Then the instruction list (after assembly) looks like this:
(((goto (label here1)) . (lambda () ...)) ((assign a (const 4)) . (lambda () ...)) ((goto (label there)) . (lambda () ...)) ((assign a (const 4)) . (lambda () ...)) ((goto (label there)) . (lambda () ...)))
Now some students have thought that the label list in regsim.scm matches the label here1 with the instruction that follows it -- (assign a (const 4)) and then matches the label here2 with the instruction that follows it -- (assign a (const 4)). The trouble is, of course, that those two instructions are really the same, even though they occur in two different places in the program.
So that can't be right. Instead, what happens is that the label here1 is matched with the instruction list
(((assign a (const 4)) . (lambda () ...)) ((goto (label there)) . (lambda () ...)) ((assign a (const 4)) . (lambda () ...)) ((goto (label there)) . (lambda () ...)))
and the label here2 is matched with the instruction list
((assign a (const 4)) . (lambda () ...)) ((goto (label there)) . (lambda () ...)))
So the two labels really do point to different locations in the program.
I'm going to give you some hints for the required problem (Exercise 5.19) because we have so little time for it and I really want you to be successful in this. This is the problem that involves creating a debugging facility in regsim.scm by putting in the ability to set breakpoints.
One more point that I have seen students get confused by: Breakpoints really have nothing to do with labels. A breakpoint is defined by a position in the program. What is "a position in the program"? It's exactly the kind of thing that you store in the pc register. The only thing that we use labels for in this connection is to allow the user to specify a breakpoint by saying something like "it's 3 instructions after label xyz". But breakpoints are not stored internally in terms of labels. And the way you tell if the instruction you are about to execute is at a breakpoint has nothing to do with looking at labels.
Here's something else you should think about in this connection: Suppose you have the following code for the machine my-machine:
start goto (label here1)) here1 (assign a (const 3)) (goto (label there)) here2 (assign b (const 4)) (goto (label there)) there(This code is modified from some rather meaningless code in Exercise 5.8, and is equally meaningless.) It is perfectly legal to do this:
(set-breakpoint my-machine 'here1 3)and it sets a breakpoint just before the assignment to register b just after the here2 label.
Further, after doing that, you should be able to remove that breakpoint by either of the following Scheme expressions:
(cancel-breakpoint my-machine 'here1 3)or
(cancel-breakpoint my-machine 'here2 1)
So again, we see that breakpoints can't be stored internally in terms of labels.
You have to understand this. If you don't, you need to ask me about it, and please do this immediately.
And finally, please be careful that you read the problem carefully. In particular, take careful note of the example that the book refers to (regarding a breakpoint in the gcd-machine). You don't want to be "off by 1".

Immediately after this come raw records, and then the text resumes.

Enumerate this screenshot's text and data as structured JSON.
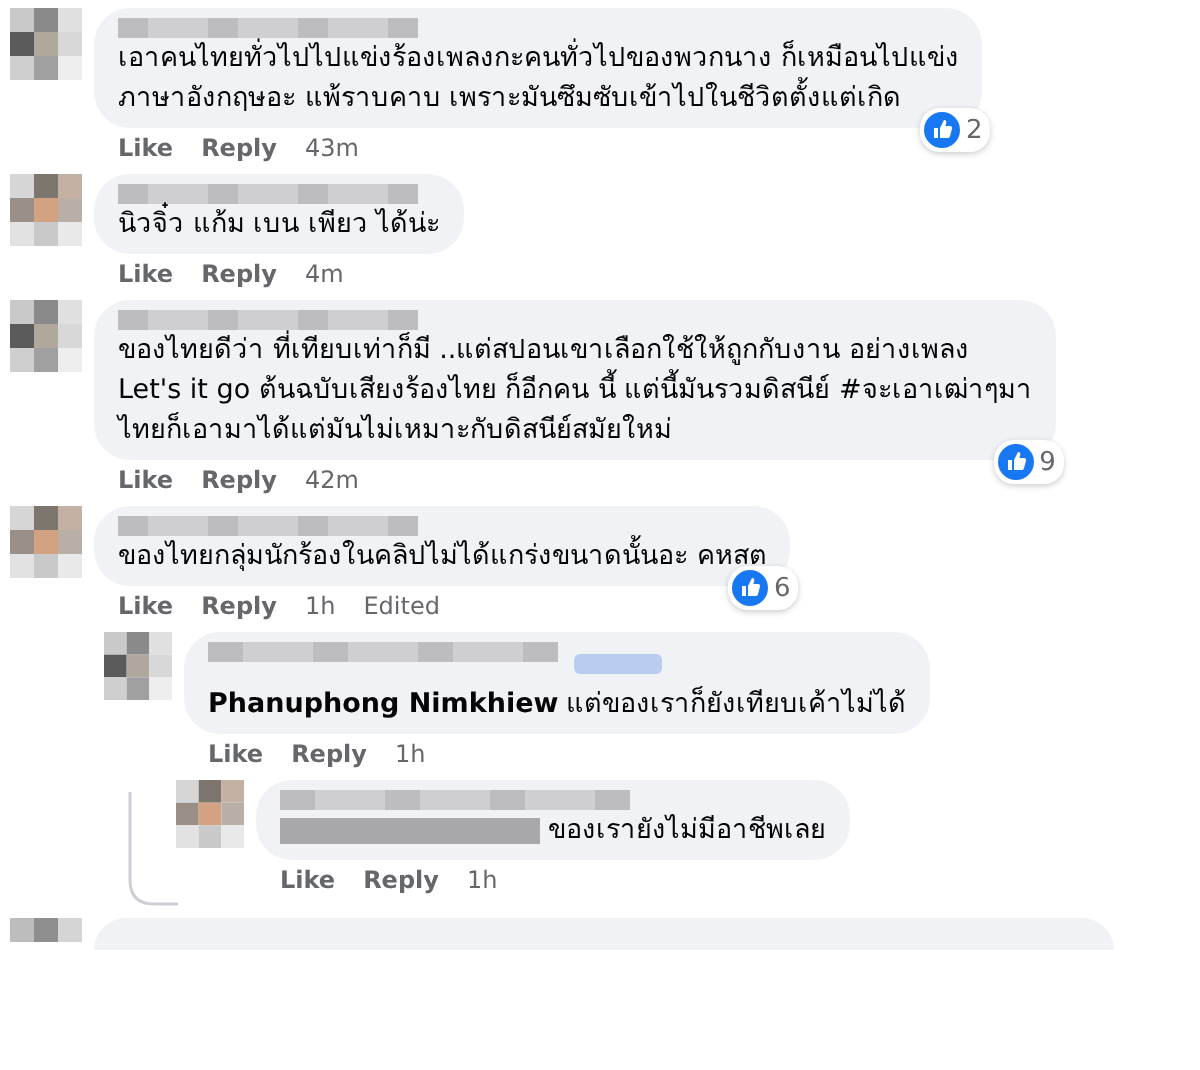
{
  "comments": [
    {
      "lines": [
        "เอาคนไทยทั่วไปไปแข่งร้องเพลงกะคนทั่วไปของพวกนาง ก็เหมือนไปแข่ง",
        "ภาษาอังกฤษอะ แพ้ราบคาบ เพราะมันซึมซับเข้าไปในชีวิตตั้งแต่เกิด"
      ],
      "like": "Like",
      "reply": "Reply",
      "time": "43m",
      "reactions": "2"
    },
    {
      "lines": [
        "นิวจิ๋ว แก้ม เบน เพียว ได้น่ะ"
      ],
      "like": "Like",
      "reply": "Reply",
      "time": "4m"
    },
    {
      "lines": [
        "ของไทยดีว่า ที่เทียบเท่าก็มี ..แต่สปอนเขาเลือกใช้ให้ถูกกับงาน อย่างเพลง",
        "Let's it go ต้นฉบับเสียงร้องไทย ก็อีกคน นี้ แต่นี้มันรวมดิสนีย์ #จะเอาเฒ่าๆมา",
        "ไทยก็เอามาได้แต่มันไม่เหมาะกับดิสนีย์สมัยใหม่"
      ],
      "like": "Like",
      "reply": "Reply",
      "time": "42m",
      "reactions": "9"
    },
    {
      "lines": [
        "ของไทยกลุ่มนักร้องในคลิปไม่ได้แกร่งขนาดนั้นอะ คหสต"
      ],
      "like": "Like",
      "reply": "Reply",
      "time": "1h",
      "edited": "Edited",
      "reactions": "6",
      "replies": [
        {
          "mention": "Phanuphong Nimkhiew",
          "lines": [
            "แต่ของเราก็ยังเทียบเค้าไม่ได้"
          ],
          "like": "Like",
          "reply": "Reply",
          "time": "1h"
        },
        {
          "mention_hidden": true,
          "lines": [
            "ของเรายังไม่มีอาชีพเลย"
          ],
          "like": "Like",
          "reply": "Reply",
          "time": "1h"
        }
      ]
    }
  ],
  "more_below": true
}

In this connection, you should realize that you will never want to set a breakpoint with an "offset" of 0 or less. That is, when you evaluate the expression
(set-breakpoint <machine> <label> <offset>)the offset should be 1 or more. In fact, your code may assume, without checking, that the offset is 1 or more.
I only make these suggestions because I think they will make your job easier. If you have already thought through a different design, that's fine with me. In fact, I have seen quite a large number of different ways of doing this problem over the years. There's no one best way. I just don't want you to get stuck.
Also, as I hinted at above, I found the breakpoint facility to be very useful when I did the last assignment of the course. You may also find it useful. So really try to make work well; you'll be thankful later.
I hope that helps. And please don't hesitate to send email!